Flow cytometry analysis of gingival and periodontal ligament cells


JOURNAL OF DENTAL RESEARCH, vol.77, no.4, pp.555-564, 1998 (Journal Indexed in SCI) identifier identifier identifier

  • Publication Type: Article / Article
  • Volume: 77 Issue: 4
  • Publication Date: 1998
  • Doi Number: 10.1177/00220345980770040801
  • Page Numbers: pp.555-564

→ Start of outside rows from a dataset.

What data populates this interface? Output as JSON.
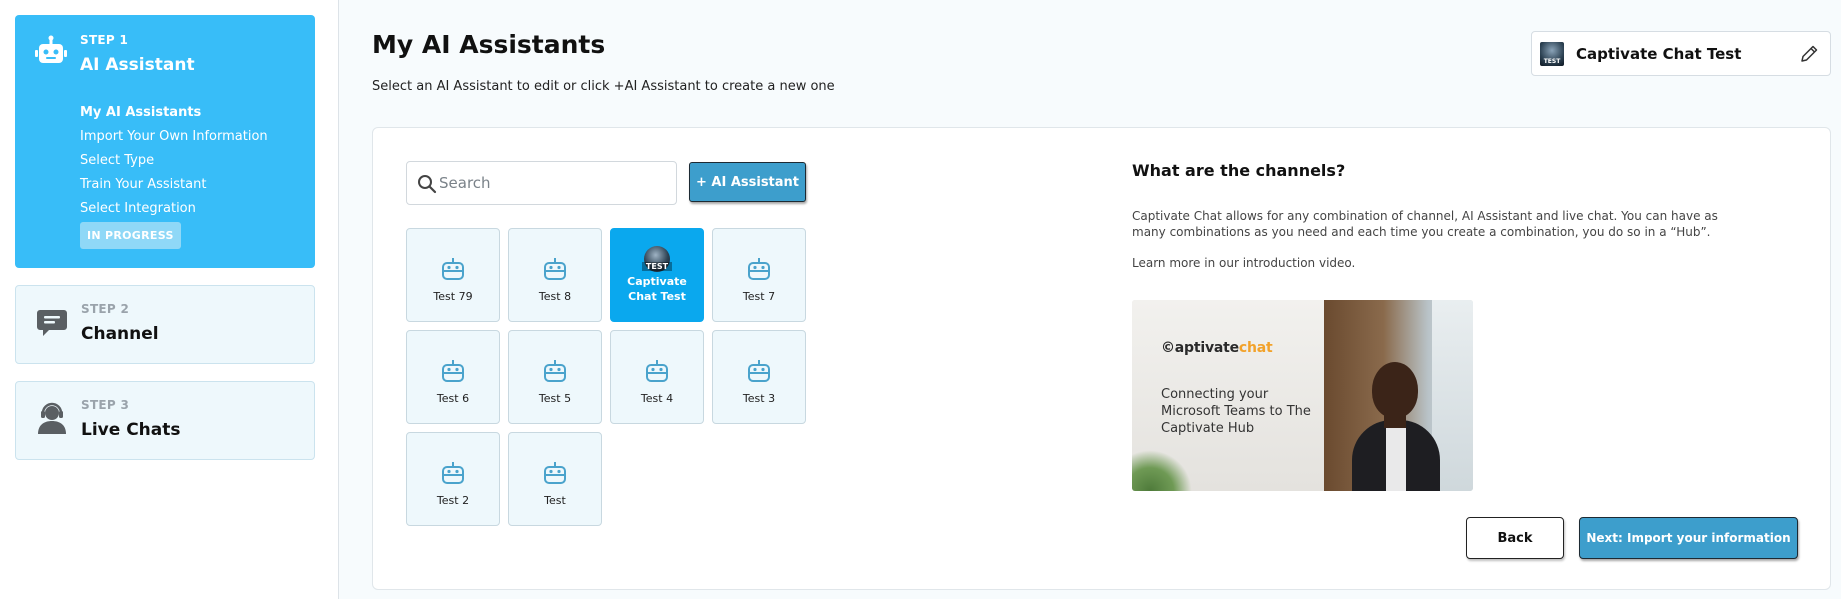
{
  "sidebar": {
    "steps": [
      {
        "kicker": "STEP 1",
        "title": "AI Assistant",
        "icon": "robot-icon",
        "substeps": [
          {
            "label": "My AI Assistants"
          },
          {
            "label": "Import Your Own Information"
          },
          {
            "label": "Select Type"
          },
          {
            "label": "Train Your Assistant"
          },
          {
            "label": "Select Integration"
          }
        ],
        "badge": "IN PROGRESS"
      },
      {
        "kicker": "STEP 2",
        "title": "Channel",
        "icon": "chat-bubble-icon"
      },
      {
        "kicker": "STEP 3",
        "title": "Live Chats",
        "icon": "headset-agent-icon"
      }
    ]
  },
  "header": {
    "title": "My AI Assistants",
    "subtitle": "Select an AI Assistant to edit or click +AI Assistant to create a new one",
    "hub": {
      "name": "Captivate Chat Test",
      "avatar_text": "TEST"
    }
  },
  "search": {
    "placeholder": "Search",
    "value": ""
  },
  "add_button": "+ AI Assistant",
  "assistants": [
    {
      "label": "Test 79"
    },
    {
      "label": "Test 8"
    },
    {
      "label": "Captivate Chat Test",
      "avatar_text": "TEST",
      "selected": true
    },
    {
      "label": "Test 7"
    },
    {
      "label": "Test 6"
    },
    {
      "label": "Test 5"
    },
    {
      "label": "Test 4"
    },
    {
      "label": "Test 3"
    },
    {
      "label": "Test 2"
    },
    {
      "label": "Test"
    }
  ],
  "channels": {
    "title": "What are the channels?",
    "text": "Captivate Chat allows for any combination of channel, AI Assistant and live chat. You can have as many combinations as you need and each time you create a combination, you do so in a “Hub”.",
    "link_text": "Learn more in our introduction video."
  },
  "video": {
    "brand_prefix": "©aptivate",
    "brand_accent": "chat",
    "caption": "Connecting your Microsoft Teams to The Captivate Hub"
  },
  "buttons": {
    "back": "Back",
    "next": "Next: Import your information"
  },
  "colors": {
    "accent": "#38bdf8",
    "selected_tile": "#0aa8ee",
    "primary_button": "#3d9ecc",
    "brand_accent": "#f2a22a"
  }
}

Gingival and periodontal ligament (PDL) fibroblasts are the major cellular components of periodontal soft connective tissues, but the precise differences between these cells are not yet known. In the present study, we have therefore examined the phenotypic and functional features of the cells obtained from gingival and PDL biopsy samples. Spindle-shaped cells characteristic of fibroblasts were the main cell type observed in vitro, although epithelial cells were also present in primary gingival cell cultures. Flow cytometry was used to measure the size and granularity of the cultured cells, and showed that the gingival fibroblasts were smaller and less granular compared with the PDL cells. The expression of certain key extracellular matrix (ECM) proteins, fibronectin, collagen type I, and tenascin was measured by flow cytometry. Analysis of the fluorescence profiles of these cultures showed that the majority of cells expressed fibronectin and that the average fluorescence intensity of this antigen in the PDL cells was higher than that in the gingival fibroblasts. Moreover, the fibronectin-positive PDL cells apparently comprised two subpopulations which expressed fibronectin at different levels, suggesting that the cells in the PDL cultures were functionally heterogeneous. The level of collagen type I was also found to be upregulated in the PDL compared with the gingival cells and, as with fibronectin, was expressed at two different levels by subsets of the PDL cells. In contrast, tenascin was expressed at very similar levels by both the gingival fibroblasts and PDL cells. In addition, measurement of alkaline phosphatase, a marker enzyme for mineralized tissue-forming cells, showed that the PDL cells had higher activity than the gingival fibroblasts and that the alkaline phosphatase activity in the PDL cells was far more markedly up-regulated by dexamethasone. Our findings demonstrate that, despite their similar spindle-shaped appearance, fibroblasts derived from gingival and PDL tissues appear to display distinct functional activities which are likely to play a vital part in the maintenance of tissue integrity and regenerative processes.